But as a running back on our team last year, and the production he had out on the field, he’s replaceable and it will most likely be by committee.  Again I’m speaking of what he did out on the field production wise.

We’ll make up for Conner’s statistical production, especially rushing yards and TDs by this year’s batch of RBs, although his 20 TDs all told last season won’t be met by one player, that’s (maybe) for sure. Continue reading “2017’s RBs; Upgrade, Downgrade or Draw”

From the Vault: Why Pitt Is the Way it Is

From the Vault: Why Pitt Is the Way it Is

This is an article which entails some heavy lifting in the reading department so it may be best taken in chunks rather than sitting down for the whole shebang at one time. But do take a very close look at the Title Photo (Oakland in the 1930s) before you get into the linked articles.

For a weekend’s reading I have included two excellent and well-written Saturday Evening Post articles about the University of Pittsburgh and our football program’s history back in the 1930s and 1940s.  Before you click on those let me add a few things about why I did this and why I did it today.

I truly feel like Pitt is on the cusp of having to make some pretty hard and maybe unpopular decisions about just where the Football program fits in with the rest of the Athletic Department and even more importantly where it fits in relation to the rest of the University.

Why now you may ask?  Because this is the season where our won/loss record will determine if Pat Narduzzi restructures his contract to be Pitt’s HC for the long run or not. His existing contract is low for a continually winning Power Five school and can easily be bought out by any other program who wants him badly enough.

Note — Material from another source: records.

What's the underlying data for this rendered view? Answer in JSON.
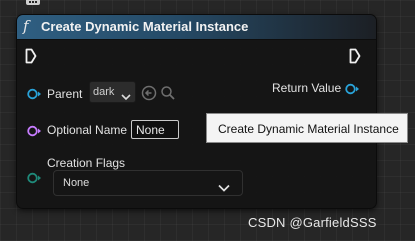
{
  "node": {
    "icon": "function-icon",
    "function_symbol": "f",
    "title": "Create Dynamic Material Instance"
  },
  "pins": {
    "parent": {
      "label": "Parent",
      "value": "dark",
      "color": "#29a3d9"
    },
    "optional_name": {
      "label": "Optional Name",
      "value": "None",
      "color": "#c77cff"
    },
    "creation_flags": {
      "label": "Creation Flags",
      "value": "None",
      "color": "#1f8a7a"
    },
    "return_value": {
      "label": "Return Value",
      "color": "#29a3d9"
    }
  },
  "tooltip": {
    "text": "Create Dynamic Material Instance"
  },
  "watermark": {
    "text": "CSDN @GarfieldSSS"
  },
  "icons": [
    "more-dots-icon",
    "exec-in-pin-icon",
    "exec-out-pin-icon",
    "chevron-down-icon",
    "use-selected-asset-icon",
    "browse-magnifier-icon"
  ]
}
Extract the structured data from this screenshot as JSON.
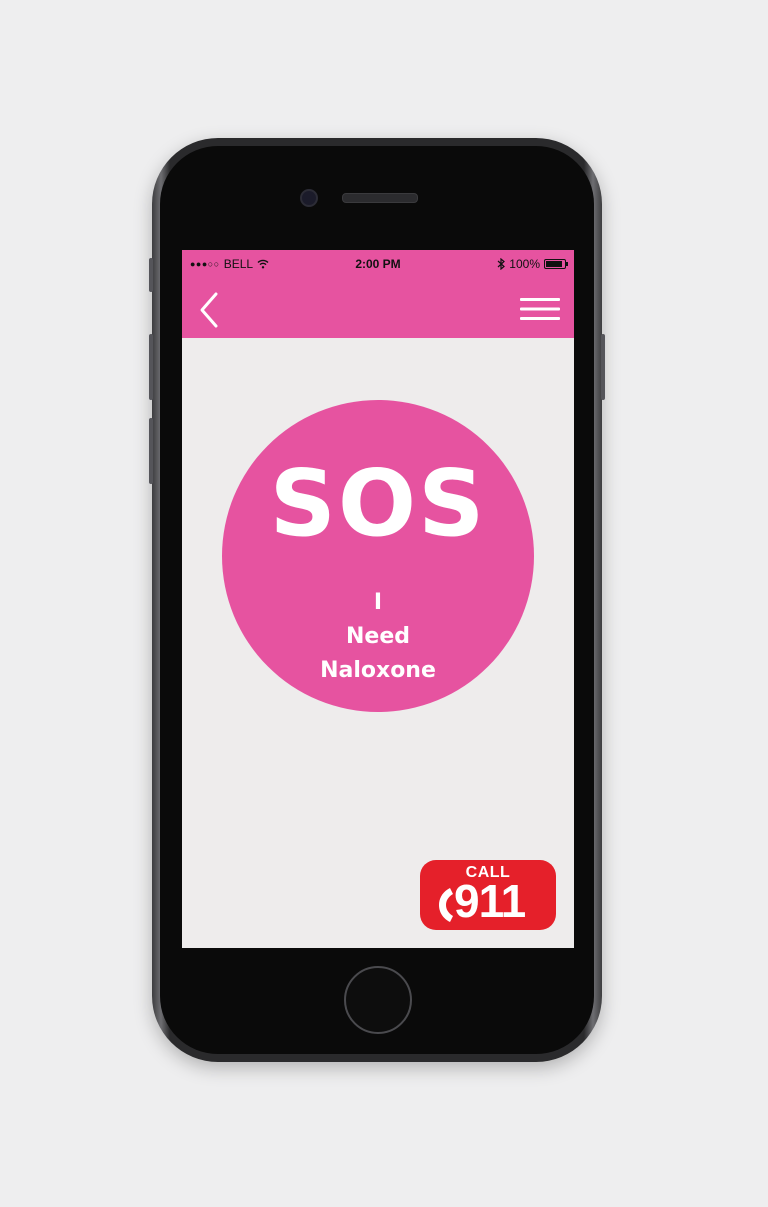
{
  "status_bar": {
    "signal": "●●●○○",
    "carrier": "BELL",
    "time": "2:00 PM",
    "battery_percent": "100%",
    "battery_level": 1.0
  },
  "nav": {
    "back_icon": "chevron-left-icon",
    "menu_icon": "hamburger-menu-icon"
  },
  "sos": {
    "title": "SOS",
    "line1": "I",
    "line2": "Need",
    "line3": "Naloxone"
  },
  "call": {
    "label": "CALL",
    "number": "911",
    "icon": "phone-handset-icon"
  },
  "colors": {
    "accent": "#e653a0",
    "call_red": "#e5202a",
    "screen_bg": "#eeecec"
  }
}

If he wins big this season, and by that I mean 9 or 10 wins including that elusive bowl win, then the rest of the nation is going to really sit up and take notice of what he and Pitt have done over the last three years.

I’ve written many times that last season’s bowl loss really hurt us in a lot of ways – mainly because it kept us from being listed in 2016’s  post-season Top 20. That would have been a real solid achievement for him on the national stage and made him more valuable to others than he actually might be to Pitt.

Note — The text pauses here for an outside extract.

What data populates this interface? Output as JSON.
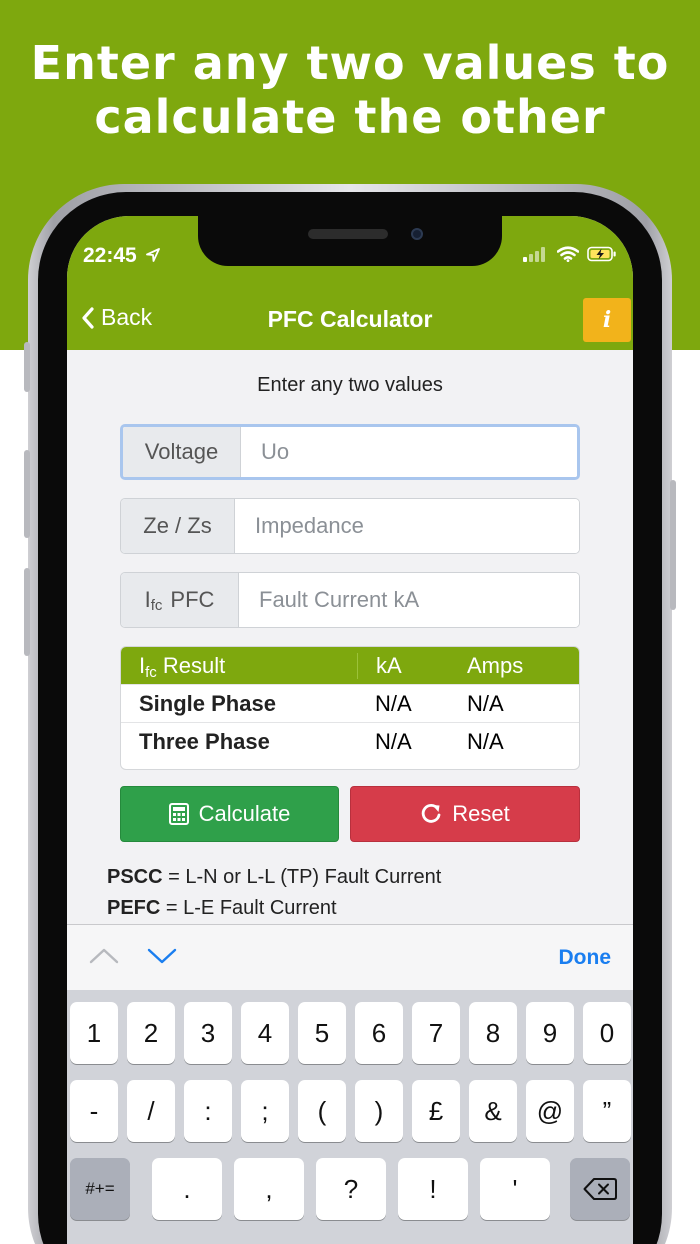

Instead the bold truth is that even as excited as Pitt fans are about the program and Narduzzi we are one win better that his predecessor’s best season – Paul Chryst’s 2013 year when he beat Notre Dame at home and won his bowl game.

Before you jump up and down in indignation please understand that I wholeheartedly believe Narduzzi’s 2016 season, with the wonderful wins over PSU and Clemson, was way better than 2013. It certainly was for us fans. But with only eight wins per year and no bowl game wins he hasn’t put all that much concrete distance between the program now and then.

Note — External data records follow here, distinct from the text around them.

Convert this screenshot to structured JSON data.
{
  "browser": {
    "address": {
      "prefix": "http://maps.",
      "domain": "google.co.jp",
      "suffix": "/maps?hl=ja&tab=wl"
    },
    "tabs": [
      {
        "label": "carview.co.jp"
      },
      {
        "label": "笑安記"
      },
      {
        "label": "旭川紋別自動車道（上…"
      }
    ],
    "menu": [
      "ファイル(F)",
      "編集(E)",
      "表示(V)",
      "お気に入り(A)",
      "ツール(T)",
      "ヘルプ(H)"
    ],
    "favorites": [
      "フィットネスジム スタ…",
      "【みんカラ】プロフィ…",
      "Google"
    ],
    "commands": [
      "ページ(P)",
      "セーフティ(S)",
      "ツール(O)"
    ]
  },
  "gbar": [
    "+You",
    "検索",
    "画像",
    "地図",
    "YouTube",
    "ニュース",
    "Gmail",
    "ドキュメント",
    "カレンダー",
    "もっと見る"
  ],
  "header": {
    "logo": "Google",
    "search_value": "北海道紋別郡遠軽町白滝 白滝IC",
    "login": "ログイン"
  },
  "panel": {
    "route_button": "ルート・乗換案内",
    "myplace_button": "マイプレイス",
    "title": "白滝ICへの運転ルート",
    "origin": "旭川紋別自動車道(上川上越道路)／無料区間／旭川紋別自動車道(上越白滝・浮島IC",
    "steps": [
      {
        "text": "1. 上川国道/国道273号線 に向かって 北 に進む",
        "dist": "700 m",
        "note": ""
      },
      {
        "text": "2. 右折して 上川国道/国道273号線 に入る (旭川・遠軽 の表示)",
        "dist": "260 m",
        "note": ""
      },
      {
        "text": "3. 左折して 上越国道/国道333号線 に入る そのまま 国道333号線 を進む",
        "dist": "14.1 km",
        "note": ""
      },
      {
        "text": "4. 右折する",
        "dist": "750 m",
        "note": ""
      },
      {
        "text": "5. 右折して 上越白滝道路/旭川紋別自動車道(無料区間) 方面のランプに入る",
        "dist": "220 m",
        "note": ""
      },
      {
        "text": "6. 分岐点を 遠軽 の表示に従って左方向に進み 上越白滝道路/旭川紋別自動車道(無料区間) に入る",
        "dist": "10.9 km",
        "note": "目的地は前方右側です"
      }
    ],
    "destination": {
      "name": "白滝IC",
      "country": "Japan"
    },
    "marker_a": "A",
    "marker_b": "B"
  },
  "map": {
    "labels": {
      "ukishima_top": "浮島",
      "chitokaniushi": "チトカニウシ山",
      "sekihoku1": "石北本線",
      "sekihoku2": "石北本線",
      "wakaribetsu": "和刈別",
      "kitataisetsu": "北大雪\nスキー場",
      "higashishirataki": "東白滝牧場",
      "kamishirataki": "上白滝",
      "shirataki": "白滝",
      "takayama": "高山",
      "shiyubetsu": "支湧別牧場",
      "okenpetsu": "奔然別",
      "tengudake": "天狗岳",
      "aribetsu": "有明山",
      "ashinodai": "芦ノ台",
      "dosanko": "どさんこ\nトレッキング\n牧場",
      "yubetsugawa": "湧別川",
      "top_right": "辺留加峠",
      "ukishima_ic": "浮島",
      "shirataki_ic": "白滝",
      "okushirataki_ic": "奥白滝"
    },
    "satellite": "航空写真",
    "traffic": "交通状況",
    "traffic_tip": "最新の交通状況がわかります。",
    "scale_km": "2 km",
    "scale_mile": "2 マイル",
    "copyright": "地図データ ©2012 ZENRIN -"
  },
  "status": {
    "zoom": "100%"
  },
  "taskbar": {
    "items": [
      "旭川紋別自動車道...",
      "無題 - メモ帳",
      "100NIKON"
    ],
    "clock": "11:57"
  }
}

Continue reading “From the Vault: Why Pitt Is the Way it Is”

Historical Pitt 4* & 5* Recruits’ Careers

Historical Pitt  4* &  5* Recruits’ Careers

We have talked many times about the need for highly rated recruits to build a high-quality nucleus for a successful team.  There is no doubt that the longer a HC stays at a school, especially during his first contract, he gets better recruiting opportunities.  We saw that with Dave Wannstedt when his recruiting took off after the 13-9 win in Morgantown during the 2007 season.

But recruiting young players isn’t enough and is truly just the beginning.  With all the standards, rules and regulations, both internal of the university and external of the NCAA and ACC, it makes a college career into a minefield for a lot of student/athletes.  Some thrive at Pitt to become the star players they were projected to be and some fall by the wayside due to either inattention to responsibilities, bad actions, injuries or by just plain being recruited over so they feel they must look for playing time elsewhere.

Just to show how this player attrition works let’s look at who of the 4* and 5* blue-chip players Pitt has landed over the years either left on their own accord or were forced out before their eligibility expired (those who departed the program are in bold): 

Continue reading “Historical Pitt 4* & 5* Recruits’ Careers”